It’s hot. The meeting room is stuffy and we are only through the first half of the briefing. It was, as expected, a busy week patrolling the streets. Things that go boom, and how to find them before they blew up were always high on the priority list.
“Well, we figured out why the intel on the the IED’s was so accurate…” the S2 briefed.
Cue giant graphic picture of dead Iraqi.
“Turns out Mohammed was planting them to collect our rewards…”
Here is where I create a metaphor: Imagine some athletic Spartan with a chisel and a huge Thor-like hammer chipping away at a beautiful piece of marble. The word TRUST emblazoned on the front.
Every day I spent in combat that Spartan hit the marble.
Lost in Translation
There were often not enough translators to facilitate our missions. We had US Contractors with security clearances and in country scrubs that we needed to keep the communication flowing. We were constantly rotating through the translators. One translator in particular left an indelible mark.
We paid him, fed him, and protected him. Sh!t, I can safely say our guys saved his life on more than one occasion. We found him on a non-issued phone more than a few times. Those instances started to coincided with our attacks. We compiled a case, and when we had enough data, ran his phone.
He was a mole.
His deception led to the death of one of our Soldiers.
It took tremendous control not to beat him to a pulp and execute him.
The Spartan took extra swings that day…
I always got a kick out of reading Star, US Weekly, and People magazine. When you return from a patrol, you are dirty, tired and still have hours of work in front of you, reading about Alien life on Earth while taking a crap is a good distraction.
Aliens. That is what celebrities and civilians were in Iraq. Latest fashions, who dumped who, who is pregnant, who had surgery… Who gives a sh!t. I had the same three uniforms and three sets of boots for an entire year. If someone went away for surgery, it was usually after they got hurt and we would see them when, and if, we got home. It was very easy to see that people in the magazine, and what people cared about, were very different from my ten tan t-shirts and me.
By the time I got home, my block of trust was a pile of pebbles and sand.
Since I have returned, I have softened in my approach, but I gravitate towards my military friends, and stick close to my family.
New friends? Maybe five. Of that group, how many have no military experience? One.

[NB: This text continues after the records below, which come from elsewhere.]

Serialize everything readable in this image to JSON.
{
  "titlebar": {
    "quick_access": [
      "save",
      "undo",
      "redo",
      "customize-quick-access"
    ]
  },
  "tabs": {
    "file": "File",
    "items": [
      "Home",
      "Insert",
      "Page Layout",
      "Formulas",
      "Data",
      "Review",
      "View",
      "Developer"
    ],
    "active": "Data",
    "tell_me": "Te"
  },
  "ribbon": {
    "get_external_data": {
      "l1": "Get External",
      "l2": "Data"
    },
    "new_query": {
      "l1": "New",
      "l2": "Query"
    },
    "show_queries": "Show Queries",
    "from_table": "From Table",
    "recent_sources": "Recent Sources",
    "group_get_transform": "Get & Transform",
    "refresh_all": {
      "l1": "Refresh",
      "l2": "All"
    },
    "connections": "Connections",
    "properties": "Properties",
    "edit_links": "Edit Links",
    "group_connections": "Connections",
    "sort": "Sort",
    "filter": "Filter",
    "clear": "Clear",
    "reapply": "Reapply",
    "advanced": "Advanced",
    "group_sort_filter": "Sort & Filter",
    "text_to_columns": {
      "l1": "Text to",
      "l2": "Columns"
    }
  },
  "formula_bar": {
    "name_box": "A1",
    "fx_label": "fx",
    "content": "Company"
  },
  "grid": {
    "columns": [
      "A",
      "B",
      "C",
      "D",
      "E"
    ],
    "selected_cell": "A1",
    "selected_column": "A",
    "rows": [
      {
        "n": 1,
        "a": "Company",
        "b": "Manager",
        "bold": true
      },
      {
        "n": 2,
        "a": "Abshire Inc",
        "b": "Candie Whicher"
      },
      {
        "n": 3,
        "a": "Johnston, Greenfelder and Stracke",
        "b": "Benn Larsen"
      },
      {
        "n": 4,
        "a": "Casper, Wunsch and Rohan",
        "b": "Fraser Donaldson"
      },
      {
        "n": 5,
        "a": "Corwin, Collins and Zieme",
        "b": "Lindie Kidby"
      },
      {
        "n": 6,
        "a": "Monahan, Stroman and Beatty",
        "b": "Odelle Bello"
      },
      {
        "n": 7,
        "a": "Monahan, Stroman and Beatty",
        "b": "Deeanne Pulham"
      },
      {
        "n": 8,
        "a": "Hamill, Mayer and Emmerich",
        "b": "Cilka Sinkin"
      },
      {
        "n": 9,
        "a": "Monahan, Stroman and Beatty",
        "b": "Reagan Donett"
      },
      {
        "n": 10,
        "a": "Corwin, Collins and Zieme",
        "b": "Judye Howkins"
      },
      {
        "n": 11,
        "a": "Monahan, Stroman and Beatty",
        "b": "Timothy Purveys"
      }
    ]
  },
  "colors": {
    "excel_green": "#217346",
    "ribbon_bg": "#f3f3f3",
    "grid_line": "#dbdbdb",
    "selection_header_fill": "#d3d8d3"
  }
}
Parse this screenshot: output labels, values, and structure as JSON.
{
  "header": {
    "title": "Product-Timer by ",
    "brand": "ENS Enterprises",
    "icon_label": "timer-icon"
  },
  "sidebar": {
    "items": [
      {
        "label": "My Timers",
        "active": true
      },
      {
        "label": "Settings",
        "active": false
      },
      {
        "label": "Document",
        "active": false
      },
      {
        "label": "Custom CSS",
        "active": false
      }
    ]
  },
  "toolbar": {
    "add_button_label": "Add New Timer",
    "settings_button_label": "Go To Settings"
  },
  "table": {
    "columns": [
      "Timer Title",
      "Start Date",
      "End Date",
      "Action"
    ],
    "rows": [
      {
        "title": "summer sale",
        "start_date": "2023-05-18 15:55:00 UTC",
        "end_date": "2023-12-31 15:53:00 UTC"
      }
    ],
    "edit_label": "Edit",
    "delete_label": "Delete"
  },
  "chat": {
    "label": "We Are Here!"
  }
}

If you are not a Veteran, and I did not know you before I went to Combat, I have a hard time trusting you. Nothing personal. It’s just a feeling that has evolved over time.
When it comes to PTSD treatment, I faced this trust problem countless times at the VA.
Too many non-Veterans.
I understand that specialties and job qualifications must be filled. But, there needs to be less of a gap. There needs to be more paid interns or consultants that just work with the VA and are Veterans, especially to help tear down the trust barrier.
Overcoming the stigma of PTSD is one thing. Trusting others with that stigma is something quite different.
If I sit and evaluate my trust, I am much better than I was six years ago. I don’t avoid people as much. I can at least engage in conversation.
For the crop of new Veterans that has not engaged the VA and is just beginning the integration, it will go a long way to have a few more Veterans around.
June 27th is National PTSD Awareness day. Please share this blog and others.